Please note that to be deductible, the advisory fee needs to be paid by the taxpayer, not the mutual fund. Also, the fee needs to be paid for advice or service pertaining to shares or securities held directly by the taxpayer. These requirements, described in 20 (1) (bb), create many ramifications. First, the MER is normally non-deductible at the investor level as the MER is paid in respect of securities owned and being managed for the fund and not the investor directly. Also, the commission paid to the dealer is paid by the mutual fund and not the investor directly, the latter of which is required under section 20(1) (bb) of the Act.
Second, if the advisory fee is charged directly to the investor (i.e., not embedded as part of its MER), the fee would normally be deductible against income for the investor, if other criteria are met – namely, the fee is paid in respect of advice regarding the purchase of eligible securities (including mutual fund units or shares) owned directly by the investor. However, mutual fund portfolio management fees themselves are not normally deductible at the investor level. Why? Again, par. 20 (1) (bb) specifies that the shares or securities must be held directly by the investor for deductibility to be possible. The CRA has supported this position in several technical interpretations.
1Referred to by CRA as “investment counsel” fees. We are using advisory fees, as it is a more familiar term.
2Conference for Advanced Life Underwriting (CALU) Roundtable, 2014-0523321C6, May 6, 2014.
Information contained in this article is provided for information purposes only and is not intended to provide specific financial, tax, insurance, investment, legal or accounting advice and should not be relied upon in that regard and does not constitute a specific offer to buy and/or sell securities.
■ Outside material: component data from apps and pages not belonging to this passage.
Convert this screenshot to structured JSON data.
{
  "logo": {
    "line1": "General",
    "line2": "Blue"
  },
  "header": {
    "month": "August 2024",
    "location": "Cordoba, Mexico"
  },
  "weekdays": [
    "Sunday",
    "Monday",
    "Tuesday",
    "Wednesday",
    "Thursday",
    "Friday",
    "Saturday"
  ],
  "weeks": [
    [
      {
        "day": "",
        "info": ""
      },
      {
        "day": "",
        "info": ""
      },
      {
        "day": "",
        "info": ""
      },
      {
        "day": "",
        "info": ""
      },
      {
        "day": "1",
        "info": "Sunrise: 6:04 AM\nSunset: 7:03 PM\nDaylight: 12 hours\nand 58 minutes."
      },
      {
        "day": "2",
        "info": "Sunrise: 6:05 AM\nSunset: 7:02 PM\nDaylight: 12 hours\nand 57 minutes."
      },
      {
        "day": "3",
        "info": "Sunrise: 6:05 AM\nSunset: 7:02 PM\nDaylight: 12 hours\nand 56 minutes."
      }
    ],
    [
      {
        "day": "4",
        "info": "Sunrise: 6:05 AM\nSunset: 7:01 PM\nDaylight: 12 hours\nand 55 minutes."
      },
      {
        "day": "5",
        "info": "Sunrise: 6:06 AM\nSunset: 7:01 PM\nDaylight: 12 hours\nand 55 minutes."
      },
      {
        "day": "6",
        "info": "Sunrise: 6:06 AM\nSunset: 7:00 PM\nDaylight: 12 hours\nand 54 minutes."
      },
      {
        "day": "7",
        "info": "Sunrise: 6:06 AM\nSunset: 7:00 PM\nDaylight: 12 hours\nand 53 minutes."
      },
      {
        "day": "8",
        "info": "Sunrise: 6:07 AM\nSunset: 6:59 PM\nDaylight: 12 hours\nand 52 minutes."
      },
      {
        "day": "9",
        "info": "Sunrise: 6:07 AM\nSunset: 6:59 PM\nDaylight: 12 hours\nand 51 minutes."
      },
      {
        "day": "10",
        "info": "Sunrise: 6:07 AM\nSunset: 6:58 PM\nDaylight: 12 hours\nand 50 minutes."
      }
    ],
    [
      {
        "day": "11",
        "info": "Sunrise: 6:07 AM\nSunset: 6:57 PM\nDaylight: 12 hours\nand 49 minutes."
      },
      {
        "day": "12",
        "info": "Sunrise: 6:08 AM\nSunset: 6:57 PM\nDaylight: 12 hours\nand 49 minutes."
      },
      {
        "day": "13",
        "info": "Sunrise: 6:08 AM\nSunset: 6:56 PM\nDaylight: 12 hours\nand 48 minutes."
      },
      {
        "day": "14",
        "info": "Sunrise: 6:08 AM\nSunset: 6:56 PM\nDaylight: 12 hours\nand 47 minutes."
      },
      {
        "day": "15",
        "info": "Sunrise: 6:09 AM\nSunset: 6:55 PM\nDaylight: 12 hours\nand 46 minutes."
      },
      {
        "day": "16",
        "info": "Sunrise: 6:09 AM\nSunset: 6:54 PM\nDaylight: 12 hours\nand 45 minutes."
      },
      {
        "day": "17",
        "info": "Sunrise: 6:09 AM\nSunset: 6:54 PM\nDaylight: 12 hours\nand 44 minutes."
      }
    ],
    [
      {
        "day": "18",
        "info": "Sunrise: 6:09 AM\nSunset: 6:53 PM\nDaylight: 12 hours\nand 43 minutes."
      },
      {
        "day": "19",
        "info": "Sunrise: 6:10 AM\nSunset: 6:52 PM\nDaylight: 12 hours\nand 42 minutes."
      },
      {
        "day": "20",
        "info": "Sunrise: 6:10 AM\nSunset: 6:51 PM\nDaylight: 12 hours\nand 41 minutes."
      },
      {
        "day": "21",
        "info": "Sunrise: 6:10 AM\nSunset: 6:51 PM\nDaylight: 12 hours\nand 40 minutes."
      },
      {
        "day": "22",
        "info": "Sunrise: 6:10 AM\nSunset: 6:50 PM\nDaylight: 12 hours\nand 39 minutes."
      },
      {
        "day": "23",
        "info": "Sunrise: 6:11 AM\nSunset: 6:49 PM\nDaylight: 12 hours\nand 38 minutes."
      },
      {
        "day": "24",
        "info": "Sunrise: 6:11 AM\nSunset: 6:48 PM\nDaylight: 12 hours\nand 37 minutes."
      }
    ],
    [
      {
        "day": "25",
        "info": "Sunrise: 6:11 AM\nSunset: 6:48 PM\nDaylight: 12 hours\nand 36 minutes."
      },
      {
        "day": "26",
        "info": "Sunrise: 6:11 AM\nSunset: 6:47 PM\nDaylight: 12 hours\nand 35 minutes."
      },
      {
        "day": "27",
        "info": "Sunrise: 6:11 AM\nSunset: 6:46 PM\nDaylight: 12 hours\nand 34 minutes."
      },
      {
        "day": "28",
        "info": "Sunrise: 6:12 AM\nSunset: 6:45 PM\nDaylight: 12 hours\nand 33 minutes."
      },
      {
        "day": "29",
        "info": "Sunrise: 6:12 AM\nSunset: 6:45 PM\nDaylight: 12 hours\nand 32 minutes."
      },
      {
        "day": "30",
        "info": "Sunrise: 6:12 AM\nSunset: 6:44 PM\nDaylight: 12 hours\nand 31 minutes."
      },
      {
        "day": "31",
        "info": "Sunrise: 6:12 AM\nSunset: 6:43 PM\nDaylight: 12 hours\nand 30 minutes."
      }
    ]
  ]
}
Information contained in this article has been compiled from sources believed to be reliable, but no representation or warranty, express or implied, is made with respect to its timeliness or accuracy.
© Sun Life Global Investments (Canada) Inc., 2019
Sun life Global Investments (Canada) Inc. is a member of the Sun Life group of companies.